-- Data supplied follows --

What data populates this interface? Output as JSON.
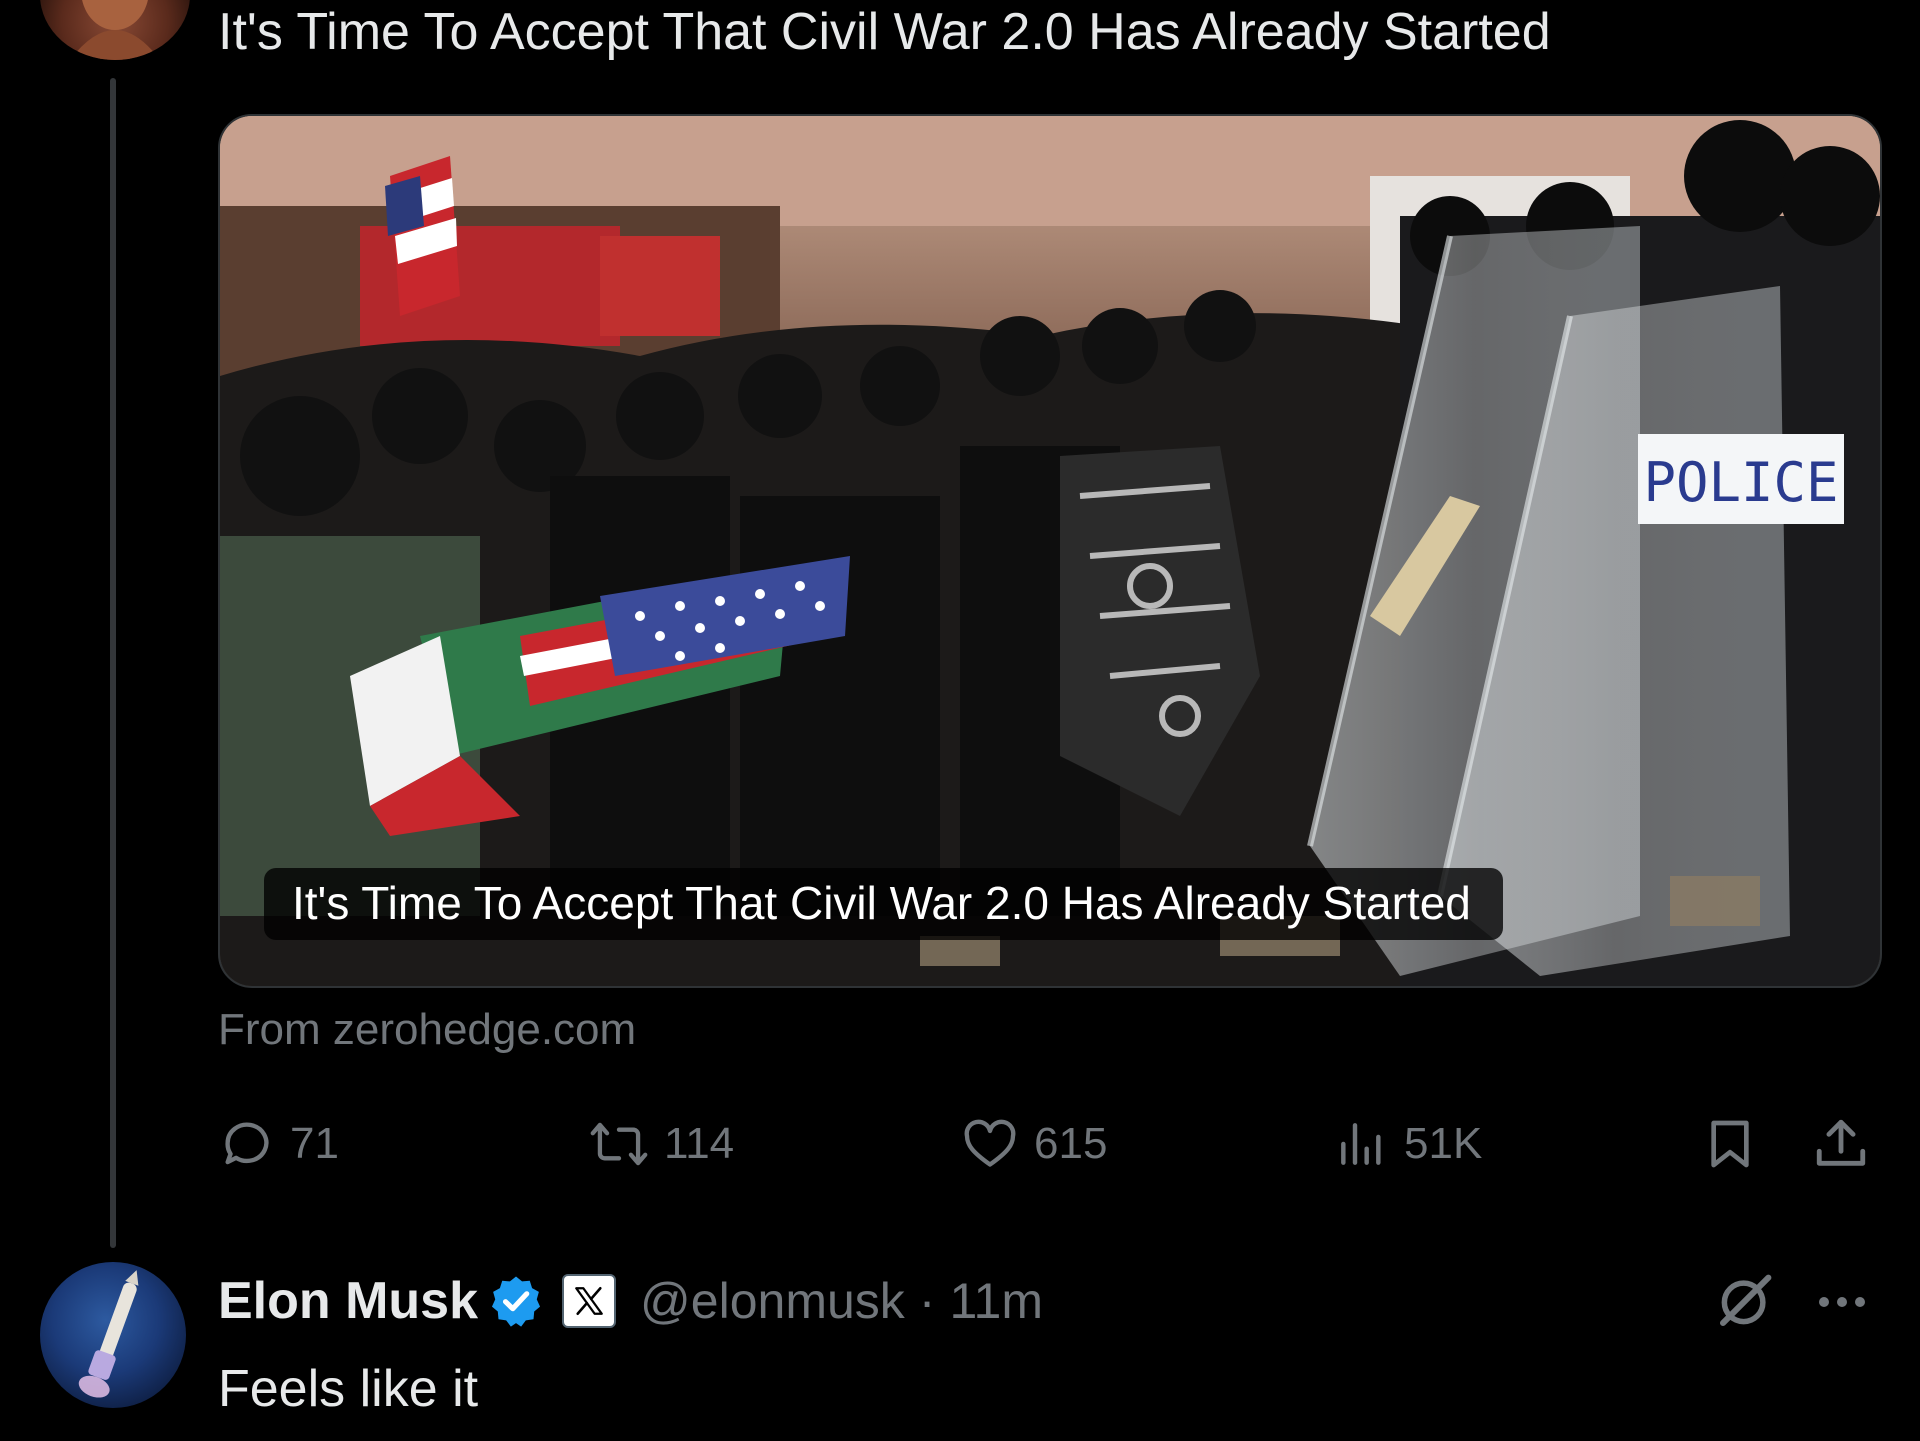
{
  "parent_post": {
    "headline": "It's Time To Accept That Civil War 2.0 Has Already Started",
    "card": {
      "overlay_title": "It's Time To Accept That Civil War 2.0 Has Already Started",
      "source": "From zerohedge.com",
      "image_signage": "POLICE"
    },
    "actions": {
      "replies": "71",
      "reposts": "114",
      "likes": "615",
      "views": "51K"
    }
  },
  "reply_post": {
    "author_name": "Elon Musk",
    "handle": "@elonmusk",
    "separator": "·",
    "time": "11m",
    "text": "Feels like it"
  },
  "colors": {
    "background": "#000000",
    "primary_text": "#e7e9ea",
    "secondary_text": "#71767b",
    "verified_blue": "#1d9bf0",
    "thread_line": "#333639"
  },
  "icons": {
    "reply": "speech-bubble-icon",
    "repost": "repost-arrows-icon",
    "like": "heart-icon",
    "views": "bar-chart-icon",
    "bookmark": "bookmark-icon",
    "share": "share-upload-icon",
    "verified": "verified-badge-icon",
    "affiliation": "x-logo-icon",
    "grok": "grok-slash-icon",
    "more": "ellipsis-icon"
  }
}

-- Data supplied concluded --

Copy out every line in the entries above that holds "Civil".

    "headline": "It's Time To Accept That Civil War 2.0 Has Already Started",
      "overlay_title": "It's Time To Accept That Civil War 2.0 Has Already Started",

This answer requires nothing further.